Justin rocked it out. He gave me basic instruction with technical aspects that addressed my shortcomings from the day before. He talked about an ant, spider and cockroach. I’ll tell you what that means face-to-face.
He also showed me the way to use the skis and poles to help me relax down the slopes as opposed to working as hard as I did the day before.
One of the things that really impacted me was when he taught me how to turn. It went against well over thirty years of movement. The key to skiing and turning, from the basics perspective that I was learning, is this:
1. Lean forward, not backwards
2. Stand up tall on the turns as you begin to turn your skis
3. The leg downhill should be almost straight after you turn
4. To skid-turn to a stop, your balance is key — lean forward to turn forward, lean backward to turn backward (that was fun)
5. Even with an instructor you will fall
6. When you are tired, you will fall more often
Counter-intuitive. That was what I learned from the instructor. I have spent years, when walking down a hill, leaning back. While skiing, I must lean forward and match the slope of the mountain to balance. When making turns, it is important to stand tall. That was crazy talk when I first tried it! But then as I used my downhill leg as it was straight and my uphill leg began to bend, I noticed a much more controlled and smooth turn. I wiped out a couple of times because I saw some sign or a tree or a pole or another skier. Justin asked me what I was looking at when I crashed. I told him. He said that I was leaning away from the object…which, on skis, leads you right to the object you are trying to avoid. Weird, but true! And after lunch and as the day went on, I fell a bit more often. Even as I listened to the instructor. My fatigue took over and my focus left at times. I had to really focus and give positive, reinforcing self-talk to continue to be effective getting down the mountain.

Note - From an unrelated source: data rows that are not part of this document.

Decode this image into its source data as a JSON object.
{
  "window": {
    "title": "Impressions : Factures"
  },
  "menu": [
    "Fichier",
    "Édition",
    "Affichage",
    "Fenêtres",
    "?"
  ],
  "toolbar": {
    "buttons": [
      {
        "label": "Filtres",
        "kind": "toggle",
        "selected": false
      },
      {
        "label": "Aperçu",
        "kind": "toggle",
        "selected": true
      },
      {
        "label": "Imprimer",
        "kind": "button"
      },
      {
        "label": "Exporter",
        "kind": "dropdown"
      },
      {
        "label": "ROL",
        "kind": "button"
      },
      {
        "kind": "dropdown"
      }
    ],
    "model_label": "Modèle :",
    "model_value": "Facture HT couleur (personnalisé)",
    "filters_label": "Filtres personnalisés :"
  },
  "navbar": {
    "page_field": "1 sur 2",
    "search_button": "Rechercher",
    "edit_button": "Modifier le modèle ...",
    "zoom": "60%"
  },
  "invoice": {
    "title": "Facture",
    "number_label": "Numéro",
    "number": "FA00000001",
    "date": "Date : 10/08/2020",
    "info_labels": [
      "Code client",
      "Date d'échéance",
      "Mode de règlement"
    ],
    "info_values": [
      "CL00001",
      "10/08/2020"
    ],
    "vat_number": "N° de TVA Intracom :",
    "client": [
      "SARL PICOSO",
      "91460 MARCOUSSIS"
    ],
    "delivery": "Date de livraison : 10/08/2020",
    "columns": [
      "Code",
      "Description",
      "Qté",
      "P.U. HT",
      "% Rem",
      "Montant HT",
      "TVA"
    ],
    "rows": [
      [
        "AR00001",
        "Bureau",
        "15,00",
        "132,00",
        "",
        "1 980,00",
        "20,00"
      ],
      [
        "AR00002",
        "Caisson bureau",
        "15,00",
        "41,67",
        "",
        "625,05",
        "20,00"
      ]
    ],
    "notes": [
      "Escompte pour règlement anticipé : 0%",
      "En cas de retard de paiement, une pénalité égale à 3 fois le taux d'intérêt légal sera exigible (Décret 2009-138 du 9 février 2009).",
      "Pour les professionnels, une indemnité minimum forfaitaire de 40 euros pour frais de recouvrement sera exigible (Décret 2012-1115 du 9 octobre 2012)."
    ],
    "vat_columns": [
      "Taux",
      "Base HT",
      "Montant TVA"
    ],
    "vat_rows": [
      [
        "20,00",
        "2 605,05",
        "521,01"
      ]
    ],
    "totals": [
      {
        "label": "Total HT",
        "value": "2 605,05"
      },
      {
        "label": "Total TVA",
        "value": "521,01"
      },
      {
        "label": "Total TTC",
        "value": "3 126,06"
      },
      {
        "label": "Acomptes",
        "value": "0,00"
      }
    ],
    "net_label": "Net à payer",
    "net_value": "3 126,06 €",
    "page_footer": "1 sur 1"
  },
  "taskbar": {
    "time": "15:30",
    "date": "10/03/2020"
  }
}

Come to find out, on a 9 point grading scale, I scored a 5! I was super stoked about that! After day two of skiing, I wasn’t as tired as the first day. Only my calves hurt a bit. So of course, we all headed to the hot tub to get some therapy! A wonderful day of learning and growing.
1. When you fall, get back up and try again. There is some magnificent views for us. There are some breath-taking experiences for us. There are some fascinating lessons for us.
2. The rush of the cold air and the snow on your goggles while you are gliding down fresh, untouched powder is quite the encouragement.
3. Make tracks. It helps folks behind you take the same path, but quicker! And, there’s nothing like 5 inches of fresh powder!!
4. Learn to turn safely. Or you might end up in the bushes. (Yes, I did find the bushes and three feet of unpacked snow)
That’s all from days one and two of my skiing adventure in Vail, Colorado. More to come after the day of rest is complete.
May you get back up and try again. May you be encouraged. May you make tracks! And may you turn safely when needed!